| The problem |
Find every line below that contains the word "extra" and copy it out.
==============================
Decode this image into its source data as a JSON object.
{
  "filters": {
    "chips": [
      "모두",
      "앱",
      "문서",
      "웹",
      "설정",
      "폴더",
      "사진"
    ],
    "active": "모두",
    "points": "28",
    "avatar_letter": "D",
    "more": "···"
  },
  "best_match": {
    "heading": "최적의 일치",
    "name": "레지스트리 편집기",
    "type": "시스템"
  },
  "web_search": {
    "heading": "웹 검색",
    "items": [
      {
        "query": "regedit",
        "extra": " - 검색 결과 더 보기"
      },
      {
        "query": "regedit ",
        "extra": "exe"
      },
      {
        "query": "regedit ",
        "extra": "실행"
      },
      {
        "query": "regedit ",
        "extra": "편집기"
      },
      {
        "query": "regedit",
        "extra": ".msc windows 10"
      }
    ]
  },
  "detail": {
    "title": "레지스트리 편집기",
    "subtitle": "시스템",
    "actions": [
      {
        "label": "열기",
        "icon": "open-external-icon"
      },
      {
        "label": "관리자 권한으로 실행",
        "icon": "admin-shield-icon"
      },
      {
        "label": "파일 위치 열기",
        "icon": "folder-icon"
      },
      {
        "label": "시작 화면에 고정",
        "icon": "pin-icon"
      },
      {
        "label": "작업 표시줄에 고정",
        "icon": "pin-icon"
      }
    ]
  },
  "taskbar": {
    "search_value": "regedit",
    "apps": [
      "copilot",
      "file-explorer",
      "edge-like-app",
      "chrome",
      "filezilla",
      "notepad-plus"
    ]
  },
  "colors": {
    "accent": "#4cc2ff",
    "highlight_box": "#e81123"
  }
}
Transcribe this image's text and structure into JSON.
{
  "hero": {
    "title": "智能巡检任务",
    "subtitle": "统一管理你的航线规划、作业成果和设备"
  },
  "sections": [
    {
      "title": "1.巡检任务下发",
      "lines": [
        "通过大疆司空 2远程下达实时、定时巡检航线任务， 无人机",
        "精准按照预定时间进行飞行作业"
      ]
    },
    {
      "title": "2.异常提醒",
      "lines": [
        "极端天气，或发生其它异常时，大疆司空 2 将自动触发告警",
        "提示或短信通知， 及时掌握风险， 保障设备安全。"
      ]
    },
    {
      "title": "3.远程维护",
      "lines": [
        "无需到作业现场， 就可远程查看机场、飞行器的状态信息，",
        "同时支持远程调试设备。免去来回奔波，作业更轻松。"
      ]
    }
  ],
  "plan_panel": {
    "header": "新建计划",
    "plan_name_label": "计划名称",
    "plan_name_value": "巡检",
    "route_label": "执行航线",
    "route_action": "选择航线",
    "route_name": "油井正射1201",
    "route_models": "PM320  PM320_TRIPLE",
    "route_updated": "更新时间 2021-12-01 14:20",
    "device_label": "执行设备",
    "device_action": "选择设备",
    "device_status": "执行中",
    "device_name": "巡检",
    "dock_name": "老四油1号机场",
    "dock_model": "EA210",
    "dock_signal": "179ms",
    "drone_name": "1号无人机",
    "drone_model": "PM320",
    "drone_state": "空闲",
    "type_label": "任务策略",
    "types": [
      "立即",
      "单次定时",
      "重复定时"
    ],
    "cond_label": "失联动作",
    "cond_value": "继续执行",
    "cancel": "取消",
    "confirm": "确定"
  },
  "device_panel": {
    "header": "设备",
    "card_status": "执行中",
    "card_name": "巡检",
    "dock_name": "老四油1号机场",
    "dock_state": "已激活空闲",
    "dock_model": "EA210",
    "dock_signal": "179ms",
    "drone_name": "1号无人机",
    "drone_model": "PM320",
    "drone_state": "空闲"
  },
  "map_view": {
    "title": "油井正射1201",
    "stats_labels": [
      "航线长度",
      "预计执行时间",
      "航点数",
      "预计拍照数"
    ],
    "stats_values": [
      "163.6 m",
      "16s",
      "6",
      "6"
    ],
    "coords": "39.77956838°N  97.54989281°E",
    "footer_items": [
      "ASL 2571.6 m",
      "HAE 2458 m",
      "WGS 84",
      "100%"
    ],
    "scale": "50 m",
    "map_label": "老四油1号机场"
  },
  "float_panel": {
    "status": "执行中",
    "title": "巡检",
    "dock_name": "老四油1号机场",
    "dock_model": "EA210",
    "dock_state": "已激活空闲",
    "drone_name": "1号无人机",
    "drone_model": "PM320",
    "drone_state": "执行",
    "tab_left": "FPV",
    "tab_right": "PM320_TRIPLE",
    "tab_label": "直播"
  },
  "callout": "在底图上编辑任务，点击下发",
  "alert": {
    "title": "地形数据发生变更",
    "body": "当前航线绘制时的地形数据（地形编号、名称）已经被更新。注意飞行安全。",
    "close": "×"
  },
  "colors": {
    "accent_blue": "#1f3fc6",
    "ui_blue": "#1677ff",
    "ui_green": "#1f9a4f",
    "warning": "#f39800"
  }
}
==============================
| Solved problem |
        "extra": " - 검색 결과 더 보기"
        "extra": "exe"
        "extra": "실행"
        "extra": "편집기"
        "extra": ".msc windows 10"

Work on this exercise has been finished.